My work experiences along with the stories I hear from other music therapists lets me know music therapy makes a difference. Having just returned from the 2012 American Music Therapy Association Conference and with the approach of “Make a Difference Day” (Oct. 27th), I want to share how music therapy can do that.
Music therapy makes a difference with many populations. Chances are there is a music therapist somewhere who has worked with issues or diagnosis that concern you or your loved one. Music therapists also work to support wellness. To learn details, visit the American Music Therapy Association site.
Music therapists make a difference using an evidence-based practice. As a profession we continually work to build our research base. Providing our clients effective, safe services is our aim.

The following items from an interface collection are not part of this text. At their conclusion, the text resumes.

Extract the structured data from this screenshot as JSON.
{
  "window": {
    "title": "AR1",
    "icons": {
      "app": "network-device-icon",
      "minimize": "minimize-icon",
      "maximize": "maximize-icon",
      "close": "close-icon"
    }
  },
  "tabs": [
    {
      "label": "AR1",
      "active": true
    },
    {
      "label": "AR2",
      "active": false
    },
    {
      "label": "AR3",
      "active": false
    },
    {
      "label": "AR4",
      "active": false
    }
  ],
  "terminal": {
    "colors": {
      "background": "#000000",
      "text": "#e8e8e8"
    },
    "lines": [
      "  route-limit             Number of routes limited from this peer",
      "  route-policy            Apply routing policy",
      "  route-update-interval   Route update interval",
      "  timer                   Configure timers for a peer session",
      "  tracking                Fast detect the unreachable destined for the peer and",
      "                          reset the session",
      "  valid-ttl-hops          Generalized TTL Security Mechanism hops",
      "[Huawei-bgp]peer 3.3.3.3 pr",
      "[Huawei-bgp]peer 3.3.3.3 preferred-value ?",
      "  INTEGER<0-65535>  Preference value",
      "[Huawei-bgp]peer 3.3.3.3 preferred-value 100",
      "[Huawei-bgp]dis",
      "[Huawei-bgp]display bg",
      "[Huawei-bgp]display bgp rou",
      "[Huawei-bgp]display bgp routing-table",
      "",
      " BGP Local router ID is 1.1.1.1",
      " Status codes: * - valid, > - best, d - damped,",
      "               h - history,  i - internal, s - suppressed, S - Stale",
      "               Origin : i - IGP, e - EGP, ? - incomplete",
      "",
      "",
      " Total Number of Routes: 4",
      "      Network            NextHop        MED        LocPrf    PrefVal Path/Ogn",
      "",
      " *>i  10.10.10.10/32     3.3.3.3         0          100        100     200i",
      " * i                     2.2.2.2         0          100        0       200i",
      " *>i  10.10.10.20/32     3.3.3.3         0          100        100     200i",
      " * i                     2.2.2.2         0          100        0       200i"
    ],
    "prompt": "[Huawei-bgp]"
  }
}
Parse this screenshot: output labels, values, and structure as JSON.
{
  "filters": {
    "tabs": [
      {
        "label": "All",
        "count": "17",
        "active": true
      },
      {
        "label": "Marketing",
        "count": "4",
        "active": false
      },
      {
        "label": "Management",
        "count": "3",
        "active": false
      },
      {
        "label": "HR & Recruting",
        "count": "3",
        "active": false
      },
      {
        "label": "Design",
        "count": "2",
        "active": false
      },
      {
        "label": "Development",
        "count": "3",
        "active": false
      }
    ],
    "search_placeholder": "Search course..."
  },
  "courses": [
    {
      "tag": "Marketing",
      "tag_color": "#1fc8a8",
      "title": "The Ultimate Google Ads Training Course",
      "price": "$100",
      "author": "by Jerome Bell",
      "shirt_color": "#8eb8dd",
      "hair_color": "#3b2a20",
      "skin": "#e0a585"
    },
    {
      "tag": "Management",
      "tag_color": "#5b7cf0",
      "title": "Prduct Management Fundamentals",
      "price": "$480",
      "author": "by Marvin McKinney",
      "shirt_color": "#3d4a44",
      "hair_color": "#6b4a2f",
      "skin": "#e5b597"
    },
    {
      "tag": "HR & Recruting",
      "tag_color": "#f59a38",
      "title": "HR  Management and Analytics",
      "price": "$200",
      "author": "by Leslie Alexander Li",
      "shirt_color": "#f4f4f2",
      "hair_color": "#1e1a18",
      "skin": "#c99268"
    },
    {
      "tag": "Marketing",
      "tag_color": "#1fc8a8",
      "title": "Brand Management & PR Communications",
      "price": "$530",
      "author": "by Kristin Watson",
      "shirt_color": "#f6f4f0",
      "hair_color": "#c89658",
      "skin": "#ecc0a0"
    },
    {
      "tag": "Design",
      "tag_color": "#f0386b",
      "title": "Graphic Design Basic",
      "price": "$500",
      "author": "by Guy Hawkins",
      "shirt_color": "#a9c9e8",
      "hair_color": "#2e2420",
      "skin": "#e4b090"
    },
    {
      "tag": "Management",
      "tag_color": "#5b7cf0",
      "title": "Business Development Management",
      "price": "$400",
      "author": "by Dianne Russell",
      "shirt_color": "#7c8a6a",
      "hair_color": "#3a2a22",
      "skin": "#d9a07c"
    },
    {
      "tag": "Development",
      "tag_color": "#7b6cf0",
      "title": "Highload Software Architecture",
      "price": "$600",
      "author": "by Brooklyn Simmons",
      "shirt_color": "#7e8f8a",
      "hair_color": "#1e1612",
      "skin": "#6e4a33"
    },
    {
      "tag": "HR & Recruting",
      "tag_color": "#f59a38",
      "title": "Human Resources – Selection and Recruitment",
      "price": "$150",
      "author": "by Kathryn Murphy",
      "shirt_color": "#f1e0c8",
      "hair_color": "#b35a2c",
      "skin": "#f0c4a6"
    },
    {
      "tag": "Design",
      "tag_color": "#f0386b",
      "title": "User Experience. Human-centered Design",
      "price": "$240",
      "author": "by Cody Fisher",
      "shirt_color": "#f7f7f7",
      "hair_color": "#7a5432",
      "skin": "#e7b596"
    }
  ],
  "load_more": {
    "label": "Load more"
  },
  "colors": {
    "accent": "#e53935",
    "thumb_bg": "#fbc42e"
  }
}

Music therapists make a difference by being responsive to our client’s needs and preferences. While protocols exist, this isn’t a listen to “X” or play instrument “Y” for so many minutes approach. Rather it is the therapist observing, engaging with the client, responding to the client that makes the relationship therapeutic.
Being passionate about our work and our profession is something I see in most music therapists. We are passionate about music and assisting others to have a quality life. We have a passion for sharing the efficacy of our work. Collaborating with each other, other healthcare professionals, our clients helps us better meet our client’s needs.
Being a music therapist has made a difference in my life. It has encouraged me to be a life long learner. It has pushed me to try things outside my comfort zone. Being a music therapist has allowed me to work with some amazing people – both clients and co-workers.
How do you think music therapy makes a difference? How do you make a difference in your life, your work?